Federal Reserve Chairman Jerome Powell addressed a gathering at the Economic Club of New York, acknowledging the recent signs of inflation’s slowdown, but remained cautious about declaring a definitive trend reversal. In his speech, Powell expressed a resolute commitment to the central bank’s 2% inflation mandate while acknowledging that the road ahead may be tumultuous. He emphasized that sustained economic growth is essential to combat high inflation effectively.
“Inflation is still too high, and a few months of good data are only the beginning of what it will take to build confidence that inflation is moving down sustainably toward our goal,” Powell asserted, underlining the need for prolonged stability.
Powell’s speech was briefly disrupted by Climate Defiance protesters who expressed their concerns over the environment and the Fed’s monetary policies. Their sign, which read “Fed is burning,” reflected a broader sentiment among some that the central bank’s actions were contributing to economic and environmental volatility.
Despite these concerns, Powell also highlighted the progress made toward achieving the Federal Reserve’s dual mandate goals of maximum employment and stable prices. Recent data indicates a deceleration in the pace of monthly price increases, with the annual rate dropping from over 9% in June 2022 to 3.7%. However, the Chairman was quick to point out that predicting the duration and final destination of these changes remains a challenge.
“While the path is likely to be bumpy and take some time, my colleagues and I are united in our commitment to bringing inflation down sustainably to 2 percent,” Powell assured the audience.
Yet, Powell hinted at a potential need for slowing economic growth and labor market softening to achieve the Fed’s inflation goals. This implies that the road to sustainable inflation may involve periods of below-average growth and labor market adjustments. Such a scenario may be necessary to strike the balance required for a robust economy while keeping inflation in check.
Powell’s remarks came on the same day that initial jobless claims hit their lowest weekly level since early 2023, indicating a persistently tight labor market. This, in turn, could put upward pressure on inflation, as businesses may face increased labor costs.
Fed officials have been using interest rate hikes to address supply-demand imbalances in the job market. Despite this approach, the robust job creation in September and the slow pace of layoffs could potentially jeopardize progress toward inflation targets.
“Additional evidence of persistently above-trend growth, or that tightness in the labor market is no longer easing, could put further progress on inflation at risk and could warrant further tightening of monetary policy,” Powell cautioned, suggesting that the Fed would need to remain vigilant.
Recent statements from other Fed officials indicated that they believe the central bank can afford to be patient in the coming months. Even some members favoring tighter monetary policy have suggested that the Fed may pause rate hikes temporarily while they assess the lagged effects of these actions on the economy.
The markets, however, seem to expect the Fed to avoid further rate hikes, although uncertainty looms regarding when the central bank might consider reducing rates instead.
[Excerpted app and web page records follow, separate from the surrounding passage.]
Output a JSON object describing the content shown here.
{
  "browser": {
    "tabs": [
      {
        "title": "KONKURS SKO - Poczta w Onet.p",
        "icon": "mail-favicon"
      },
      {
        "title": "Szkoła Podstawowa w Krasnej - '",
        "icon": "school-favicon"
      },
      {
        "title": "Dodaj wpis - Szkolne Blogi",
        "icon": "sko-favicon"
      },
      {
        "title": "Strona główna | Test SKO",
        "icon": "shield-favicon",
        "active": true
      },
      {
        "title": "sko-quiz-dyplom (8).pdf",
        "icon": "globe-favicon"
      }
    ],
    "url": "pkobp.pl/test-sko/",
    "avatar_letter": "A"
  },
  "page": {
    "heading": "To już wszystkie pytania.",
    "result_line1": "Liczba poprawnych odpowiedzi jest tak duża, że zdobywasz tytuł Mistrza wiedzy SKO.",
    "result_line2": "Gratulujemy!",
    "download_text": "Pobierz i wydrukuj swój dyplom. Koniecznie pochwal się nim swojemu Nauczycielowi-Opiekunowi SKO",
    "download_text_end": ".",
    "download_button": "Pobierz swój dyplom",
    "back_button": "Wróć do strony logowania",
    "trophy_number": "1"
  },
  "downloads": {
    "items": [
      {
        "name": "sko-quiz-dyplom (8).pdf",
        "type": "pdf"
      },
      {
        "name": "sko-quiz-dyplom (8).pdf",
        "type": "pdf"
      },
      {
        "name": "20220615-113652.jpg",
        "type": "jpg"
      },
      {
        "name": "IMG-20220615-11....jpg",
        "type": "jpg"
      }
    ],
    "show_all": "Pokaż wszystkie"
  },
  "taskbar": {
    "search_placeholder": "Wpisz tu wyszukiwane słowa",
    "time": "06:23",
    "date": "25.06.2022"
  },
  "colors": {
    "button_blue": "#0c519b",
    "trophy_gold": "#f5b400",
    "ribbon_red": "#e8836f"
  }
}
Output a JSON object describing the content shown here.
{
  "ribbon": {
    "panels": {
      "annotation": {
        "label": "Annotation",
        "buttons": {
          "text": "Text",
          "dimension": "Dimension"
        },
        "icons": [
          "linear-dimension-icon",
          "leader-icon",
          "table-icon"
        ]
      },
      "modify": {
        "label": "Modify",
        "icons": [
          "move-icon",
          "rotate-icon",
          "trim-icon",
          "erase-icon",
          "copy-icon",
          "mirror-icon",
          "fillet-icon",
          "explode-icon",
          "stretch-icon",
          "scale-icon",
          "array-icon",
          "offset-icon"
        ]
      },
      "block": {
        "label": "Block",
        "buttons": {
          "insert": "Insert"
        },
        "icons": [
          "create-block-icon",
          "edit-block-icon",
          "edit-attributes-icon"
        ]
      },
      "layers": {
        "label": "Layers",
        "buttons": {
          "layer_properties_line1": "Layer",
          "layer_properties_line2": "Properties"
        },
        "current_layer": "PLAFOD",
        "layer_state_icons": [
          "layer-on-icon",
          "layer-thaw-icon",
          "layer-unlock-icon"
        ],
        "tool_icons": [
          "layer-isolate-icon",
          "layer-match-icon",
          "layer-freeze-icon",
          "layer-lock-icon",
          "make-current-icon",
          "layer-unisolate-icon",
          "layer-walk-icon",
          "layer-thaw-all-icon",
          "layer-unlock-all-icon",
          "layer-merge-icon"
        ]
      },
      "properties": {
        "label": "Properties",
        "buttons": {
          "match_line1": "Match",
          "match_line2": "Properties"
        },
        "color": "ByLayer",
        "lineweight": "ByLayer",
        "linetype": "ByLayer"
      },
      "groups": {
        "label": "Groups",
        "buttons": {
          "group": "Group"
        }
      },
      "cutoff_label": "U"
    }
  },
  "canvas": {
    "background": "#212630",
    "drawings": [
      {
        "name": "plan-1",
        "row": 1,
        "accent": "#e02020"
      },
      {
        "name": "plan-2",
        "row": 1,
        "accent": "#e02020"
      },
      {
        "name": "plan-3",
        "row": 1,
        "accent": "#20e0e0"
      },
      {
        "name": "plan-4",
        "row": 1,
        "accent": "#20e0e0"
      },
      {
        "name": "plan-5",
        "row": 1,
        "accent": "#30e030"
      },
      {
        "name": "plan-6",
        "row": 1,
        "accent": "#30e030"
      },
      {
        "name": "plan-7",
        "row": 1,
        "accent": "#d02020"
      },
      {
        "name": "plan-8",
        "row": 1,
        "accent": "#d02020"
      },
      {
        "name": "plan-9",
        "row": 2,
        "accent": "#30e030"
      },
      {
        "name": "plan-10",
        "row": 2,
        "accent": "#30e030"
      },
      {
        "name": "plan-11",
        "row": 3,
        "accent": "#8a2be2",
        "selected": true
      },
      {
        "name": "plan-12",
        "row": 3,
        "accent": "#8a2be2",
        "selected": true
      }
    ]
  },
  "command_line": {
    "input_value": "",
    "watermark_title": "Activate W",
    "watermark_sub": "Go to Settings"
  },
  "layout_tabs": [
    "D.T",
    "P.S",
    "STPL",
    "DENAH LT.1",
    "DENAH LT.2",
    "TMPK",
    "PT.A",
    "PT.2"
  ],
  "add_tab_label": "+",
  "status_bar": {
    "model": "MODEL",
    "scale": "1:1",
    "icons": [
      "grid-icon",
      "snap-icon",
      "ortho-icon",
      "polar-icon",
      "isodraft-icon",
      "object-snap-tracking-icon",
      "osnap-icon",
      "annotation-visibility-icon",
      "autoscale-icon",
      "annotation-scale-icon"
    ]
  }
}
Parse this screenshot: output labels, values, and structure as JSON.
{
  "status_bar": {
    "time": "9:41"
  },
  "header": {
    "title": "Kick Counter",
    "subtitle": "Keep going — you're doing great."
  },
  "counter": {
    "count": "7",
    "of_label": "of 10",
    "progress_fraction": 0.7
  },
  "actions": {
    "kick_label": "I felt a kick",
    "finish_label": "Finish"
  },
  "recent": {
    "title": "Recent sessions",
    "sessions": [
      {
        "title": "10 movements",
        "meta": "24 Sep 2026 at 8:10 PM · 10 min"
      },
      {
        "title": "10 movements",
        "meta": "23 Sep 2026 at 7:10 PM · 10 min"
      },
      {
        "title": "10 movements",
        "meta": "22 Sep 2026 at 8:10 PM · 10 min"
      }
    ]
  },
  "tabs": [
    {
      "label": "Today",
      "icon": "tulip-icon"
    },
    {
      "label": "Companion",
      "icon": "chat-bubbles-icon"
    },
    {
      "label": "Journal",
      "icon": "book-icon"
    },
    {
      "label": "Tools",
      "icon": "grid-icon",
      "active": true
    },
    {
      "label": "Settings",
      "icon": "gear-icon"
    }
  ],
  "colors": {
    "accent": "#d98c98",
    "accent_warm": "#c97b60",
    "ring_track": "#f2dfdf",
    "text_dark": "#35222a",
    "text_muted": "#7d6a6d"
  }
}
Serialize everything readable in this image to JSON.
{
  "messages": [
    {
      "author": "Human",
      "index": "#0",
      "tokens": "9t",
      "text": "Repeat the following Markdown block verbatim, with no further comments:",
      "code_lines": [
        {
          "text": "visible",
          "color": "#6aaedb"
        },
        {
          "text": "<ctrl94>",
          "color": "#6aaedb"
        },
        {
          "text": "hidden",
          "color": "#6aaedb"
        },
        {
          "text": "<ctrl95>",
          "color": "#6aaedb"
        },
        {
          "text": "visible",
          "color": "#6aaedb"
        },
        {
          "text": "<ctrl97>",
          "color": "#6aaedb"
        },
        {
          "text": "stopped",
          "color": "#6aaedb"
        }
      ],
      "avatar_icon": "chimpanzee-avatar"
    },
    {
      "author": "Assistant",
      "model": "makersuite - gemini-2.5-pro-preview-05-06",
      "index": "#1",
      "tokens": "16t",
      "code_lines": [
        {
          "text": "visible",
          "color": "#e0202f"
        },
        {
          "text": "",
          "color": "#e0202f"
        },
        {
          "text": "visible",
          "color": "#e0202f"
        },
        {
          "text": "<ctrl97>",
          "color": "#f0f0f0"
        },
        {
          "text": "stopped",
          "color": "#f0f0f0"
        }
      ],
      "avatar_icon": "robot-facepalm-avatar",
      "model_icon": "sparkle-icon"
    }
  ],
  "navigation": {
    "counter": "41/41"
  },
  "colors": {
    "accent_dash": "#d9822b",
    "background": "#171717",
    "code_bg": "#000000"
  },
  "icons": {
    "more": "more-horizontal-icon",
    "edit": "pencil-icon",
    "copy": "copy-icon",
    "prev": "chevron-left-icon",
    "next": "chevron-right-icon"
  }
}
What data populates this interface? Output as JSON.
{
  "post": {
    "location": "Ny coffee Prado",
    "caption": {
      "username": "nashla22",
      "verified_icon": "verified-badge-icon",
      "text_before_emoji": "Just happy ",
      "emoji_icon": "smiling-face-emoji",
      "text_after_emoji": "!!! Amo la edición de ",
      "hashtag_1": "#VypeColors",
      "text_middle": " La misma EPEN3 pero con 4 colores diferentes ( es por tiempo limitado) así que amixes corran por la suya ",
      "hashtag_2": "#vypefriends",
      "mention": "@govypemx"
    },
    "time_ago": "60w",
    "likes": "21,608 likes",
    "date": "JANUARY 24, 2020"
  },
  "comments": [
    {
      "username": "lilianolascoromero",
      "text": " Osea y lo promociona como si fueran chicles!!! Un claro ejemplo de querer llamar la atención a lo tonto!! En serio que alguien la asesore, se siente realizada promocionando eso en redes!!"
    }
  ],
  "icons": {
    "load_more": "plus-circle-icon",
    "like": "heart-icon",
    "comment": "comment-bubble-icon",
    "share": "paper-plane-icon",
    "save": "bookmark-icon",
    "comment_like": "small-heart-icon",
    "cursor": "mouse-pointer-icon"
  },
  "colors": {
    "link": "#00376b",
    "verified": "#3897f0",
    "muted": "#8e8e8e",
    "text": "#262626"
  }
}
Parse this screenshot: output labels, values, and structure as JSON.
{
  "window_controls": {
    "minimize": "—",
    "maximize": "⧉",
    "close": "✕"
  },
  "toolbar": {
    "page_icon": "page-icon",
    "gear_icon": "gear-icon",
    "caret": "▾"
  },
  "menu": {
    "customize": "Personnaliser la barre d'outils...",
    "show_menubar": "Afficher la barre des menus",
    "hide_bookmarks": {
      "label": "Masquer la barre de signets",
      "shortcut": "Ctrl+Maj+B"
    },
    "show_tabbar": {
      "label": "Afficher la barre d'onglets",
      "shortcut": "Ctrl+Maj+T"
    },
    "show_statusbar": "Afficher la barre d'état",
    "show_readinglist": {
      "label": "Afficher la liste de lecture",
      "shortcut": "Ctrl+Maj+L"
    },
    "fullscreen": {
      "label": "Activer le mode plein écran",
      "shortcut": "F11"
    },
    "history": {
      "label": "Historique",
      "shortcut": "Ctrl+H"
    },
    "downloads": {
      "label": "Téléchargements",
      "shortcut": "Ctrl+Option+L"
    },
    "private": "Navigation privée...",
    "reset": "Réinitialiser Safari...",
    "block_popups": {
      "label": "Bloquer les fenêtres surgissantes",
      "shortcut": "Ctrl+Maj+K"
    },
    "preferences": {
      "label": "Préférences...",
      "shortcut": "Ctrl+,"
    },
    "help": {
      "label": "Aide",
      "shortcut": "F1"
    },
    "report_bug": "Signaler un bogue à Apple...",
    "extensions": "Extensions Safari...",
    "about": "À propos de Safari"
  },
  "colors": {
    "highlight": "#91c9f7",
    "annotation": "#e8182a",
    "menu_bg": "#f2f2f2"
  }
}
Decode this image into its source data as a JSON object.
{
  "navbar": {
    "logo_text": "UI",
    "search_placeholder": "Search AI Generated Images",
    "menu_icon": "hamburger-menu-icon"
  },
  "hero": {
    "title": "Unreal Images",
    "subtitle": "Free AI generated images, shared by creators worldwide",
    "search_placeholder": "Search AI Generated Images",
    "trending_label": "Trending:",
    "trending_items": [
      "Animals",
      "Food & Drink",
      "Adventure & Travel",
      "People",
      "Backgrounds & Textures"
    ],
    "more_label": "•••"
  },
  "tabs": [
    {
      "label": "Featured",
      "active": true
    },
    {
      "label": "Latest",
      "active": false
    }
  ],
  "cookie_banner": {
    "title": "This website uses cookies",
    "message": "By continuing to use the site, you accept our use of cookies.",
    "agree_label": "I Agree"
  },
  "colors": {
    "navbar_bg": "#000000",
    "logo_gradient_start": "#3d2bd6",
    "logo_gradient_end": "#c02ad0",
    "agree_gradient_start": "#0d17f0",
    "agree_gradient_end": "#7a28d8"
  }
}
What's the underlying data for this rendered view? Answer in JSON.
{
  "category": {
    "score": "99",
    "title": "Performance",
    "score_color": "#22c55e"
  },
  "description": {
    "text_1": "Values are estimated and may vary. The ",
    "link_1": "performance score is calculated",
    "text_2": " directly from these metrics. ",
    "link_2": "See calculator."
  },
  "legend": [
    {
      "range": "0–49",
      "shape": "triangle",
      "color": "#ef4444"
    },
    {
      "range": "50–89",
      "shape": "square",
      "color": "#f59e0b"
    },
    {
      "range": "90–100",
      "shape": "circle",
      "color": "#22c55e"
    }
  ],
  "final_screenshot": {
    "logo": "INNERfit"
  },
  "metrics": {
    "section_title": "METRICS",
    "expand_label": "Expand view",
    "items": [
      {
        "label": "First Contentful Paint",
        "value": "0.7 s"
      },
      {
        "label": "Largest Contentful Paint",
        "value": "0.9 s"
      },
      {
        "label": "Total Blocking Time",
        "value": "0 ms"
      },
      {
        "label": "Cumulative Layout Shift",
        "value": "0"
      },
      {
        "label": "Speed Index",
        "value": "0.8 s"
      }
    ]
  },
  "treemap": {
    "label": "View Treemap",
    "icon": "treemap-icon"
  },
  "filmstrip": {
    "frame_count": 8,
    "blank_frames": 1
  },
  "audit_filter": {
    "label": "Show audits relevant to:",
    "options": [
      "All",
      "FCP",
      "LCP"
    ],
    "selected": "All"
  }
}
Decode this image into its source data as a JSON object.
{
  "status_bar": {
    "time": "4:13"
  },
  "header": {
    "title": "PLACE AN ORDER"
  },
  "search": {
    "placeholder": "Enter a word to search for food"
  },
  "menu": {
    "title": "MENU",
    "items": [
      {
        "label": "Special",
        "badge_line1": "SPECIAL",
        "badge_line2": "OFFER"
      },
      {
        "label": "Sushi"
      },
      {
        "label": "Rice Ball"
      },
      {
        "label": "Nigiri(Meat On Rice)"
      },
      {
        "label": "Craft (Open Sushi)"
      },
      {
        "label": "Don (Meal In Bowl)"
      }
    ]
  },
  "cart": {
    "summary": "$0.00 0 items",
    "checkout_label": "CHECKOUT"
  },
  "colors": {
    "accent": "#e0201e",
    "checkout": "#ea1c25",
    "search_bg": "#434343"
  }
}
Powell remained noncommittal on the future course of policy, indicating that decisions would be based on the ever-evolving economic landscape and the balance of risks.
In the face of uncertainties and risks, the Federal Reserve appears poised to proceed carefully, with future decisions regarding policy firming and the duration of policy’s restrictiveness contingent on incoming data and the prevailing economic outlook. As the central bank navigates these uncharted waters, the key challenge remains achieving inflation control without sacrificing economic stability.